The data below:
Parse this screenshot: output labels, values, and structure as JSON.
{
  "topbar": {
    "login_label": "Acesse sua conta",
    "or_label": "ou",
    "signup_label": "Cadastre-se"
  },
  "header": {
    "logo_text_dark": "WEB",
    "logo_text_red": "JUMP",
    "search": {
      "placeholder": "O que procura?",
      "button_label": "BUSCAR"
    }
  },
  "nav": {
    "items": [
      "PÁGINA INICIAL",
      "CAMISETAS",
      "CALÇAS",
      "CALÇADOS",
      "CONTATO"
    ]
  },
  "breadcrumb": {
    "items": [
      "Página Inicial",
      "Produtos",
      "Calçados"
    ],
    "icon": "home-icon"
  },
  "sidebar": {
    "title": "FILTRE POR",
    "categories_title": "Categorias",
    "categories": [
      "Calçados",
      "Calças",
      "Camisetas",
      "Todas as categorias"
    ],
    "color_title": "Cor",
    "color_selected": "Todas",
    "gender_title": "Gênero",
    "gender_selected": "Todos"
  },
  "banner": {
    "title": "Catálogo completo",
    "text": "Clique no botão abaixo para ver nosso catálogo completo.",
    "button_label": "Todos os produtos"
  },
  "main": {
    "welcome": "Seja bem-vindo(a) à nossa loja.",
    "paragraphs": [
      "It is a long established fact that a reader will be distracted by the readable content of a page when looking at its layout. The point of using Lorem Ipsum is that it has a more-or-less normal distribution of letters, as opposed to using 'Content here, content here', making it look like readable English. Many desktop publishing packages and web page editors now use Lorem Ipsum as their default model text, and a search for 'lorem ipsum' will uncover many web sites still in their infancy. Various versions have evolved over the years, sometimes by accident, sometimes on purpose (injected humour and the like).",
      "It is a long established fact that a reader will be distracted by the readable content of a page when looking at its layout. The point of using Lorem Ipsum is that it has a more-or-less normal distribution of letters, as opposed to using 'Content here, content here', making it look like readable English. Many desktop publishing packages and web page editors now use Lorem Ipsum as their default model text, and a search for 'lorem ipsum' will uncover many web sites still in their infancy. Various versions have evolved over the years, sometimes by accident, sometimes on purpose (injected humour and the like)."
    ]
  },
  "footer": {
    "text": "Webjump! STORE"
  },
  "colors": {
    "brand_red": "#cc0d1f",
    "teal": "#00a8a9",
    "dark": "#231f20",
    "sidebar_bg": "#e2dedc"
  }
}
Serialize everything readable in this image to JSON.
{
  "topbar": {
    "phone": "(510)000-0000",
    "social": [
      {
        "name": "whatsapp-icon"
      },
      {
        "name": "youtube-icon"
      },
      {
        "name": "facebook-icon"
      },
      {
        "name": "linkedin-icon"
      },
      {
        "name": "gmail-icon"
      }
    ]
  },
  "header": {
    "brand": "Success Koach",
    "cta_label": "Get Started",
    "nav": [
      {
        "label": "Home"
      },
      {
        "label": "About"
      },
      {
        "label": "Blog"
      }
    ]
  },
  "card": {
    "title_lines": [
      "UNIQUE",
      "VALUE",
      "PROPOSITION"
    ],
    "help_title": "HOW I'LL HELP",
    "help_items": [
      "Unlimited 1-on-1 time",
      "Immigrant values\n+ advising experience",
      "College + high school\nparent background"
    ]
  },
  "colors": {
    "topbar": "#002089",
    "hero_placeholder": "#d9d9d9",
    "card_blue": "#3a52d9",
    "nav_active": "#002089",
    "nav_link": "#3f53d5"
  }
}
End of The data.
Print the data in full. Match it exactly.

Parse this screenshot: output labels, values, and structure as JSON.
{
  "topbar": {
    "login_label": "Acesse sua conta",
    "or_label": "ou",
    "signup_label": "Cadastre-se"
  },
  "header": {
    "logo_text_dark": "WEB",
    "logo_text_red": "JUMP",
    "search": {
      "placeholder": "O que procura?",
      "button_label": "BUSCAR"
    }
  },
  "nav": {
    "items": [
      "PÁGINA INICIAL",
      "CAMISETAS",
      "CALÇAS",
      "CALÇADOS",
      "CONTATO"
    ]
  },
  "breadcrumb": {
    "items": [
      "Página Inicial",
      "Produtos",
      "Calçados"
    ],
    "icon": "home-icon"
  },
  "sidebar": {
    "title": "FILTRE POR",
    "categories_title": "Categorias",
    "categories": [
      "Calçados",
      "Calças",
      "Camisetas",
      "Todas as categorias"
    ],
    "color_title": "Cor",
    "color_selected": "Todas",
    "gender_title": "Gênero",
    "gender_selected": "Todos"
  },
  "banner": {
    "title": "Catálogo completo",
    "text": "Clique no botão abaixo para ver nosso catálogo completo.",
    "button_label": "Todos os produtos"
  },
  "main": {
    "welcome": "Seja bem-vindo(a) à nossa loja.",
    "paragraphs": [
      "It is a long established fact that a reader will be distracted by the readable content of a page when looking at its layout. The point of using Lorem Ipsum is that it has a more-or-less normal distribution of letters, as opposed to using 'Content here, content here', making it look like readable English. Many desktop publishing packages and web page editors now use Lorem Ipsum as their default model text, and a search for 'lorem ipsum' will uncover many web sites still in their infancy. Various versions have evolved over the years, sometimes by accident, sometimes on purpose (injected humour and the like).",
      "It is a long established fact that a reader will be distracted by the readable content of a page when looking at its layout. The point of using Lorem Ipsum is that it has a more-or-less normal distribution of letters, as opposed to using 'Content here, content here', making it look like readable English. Many desktop publishing packages and web page editors now use Lorem Ipsum as their default model text, and a search for 'lorem ipsum' will uncover many web sites still in their infancy. Various versions have evolved over the years, sometimes by accident, sometimes on purpose (injected humour and the like)."
    ]
  },
  "footer": {
    "text": "Webjump! STORE"
  },
  "colors": {
    "brand_red": "#cc0d1f",
    "teal": "#00a8a9",
    "dark": "#231f20",
    "sidebar_bg": "#e2dedc"
  }
}
Serialize everything readable in this image to JSON.
{
  "topbar": {
    "phone": "(510)000-0000",
    "social": [
      {
        "name": "whatsapp-icon"
      },
      {
        "name": "youtube-icon"
      },
      {
        "name": "facebook-icon"
      },
      {
        "name": "linkedin-icon"
      },
      {
        "name": "gmail-icon"
      }
    ]
  },
  "header": {
    "brand": "Success Koach",
    "cta_label": "Get Started",
    "nav": [
      {
        "label": "Home"
      },
      {
        "label": "About"
      },
      {
        "label": "Blog"
      }
    ]
  },
  "card": {
    "title_lines": [
      "UNIQUE",
      "VALUE",
      "PROPOSITION"
    ],
    "help_title": "HOW I'LL HELP",
    "help_items": [
      "Unlimited 1-on-1 time",
      "Immigrant values\n+ advising experience",
      "College + high school\nparent background"
    ]
  },
  "colors": {
    "topbar": "#002089",
    "hero_placeholder": "#d9d9d9",
    "card_blue": "#3a52d9",
    "nav_active": "#002089",
    "nav_link": "#3f53d5"
  }
}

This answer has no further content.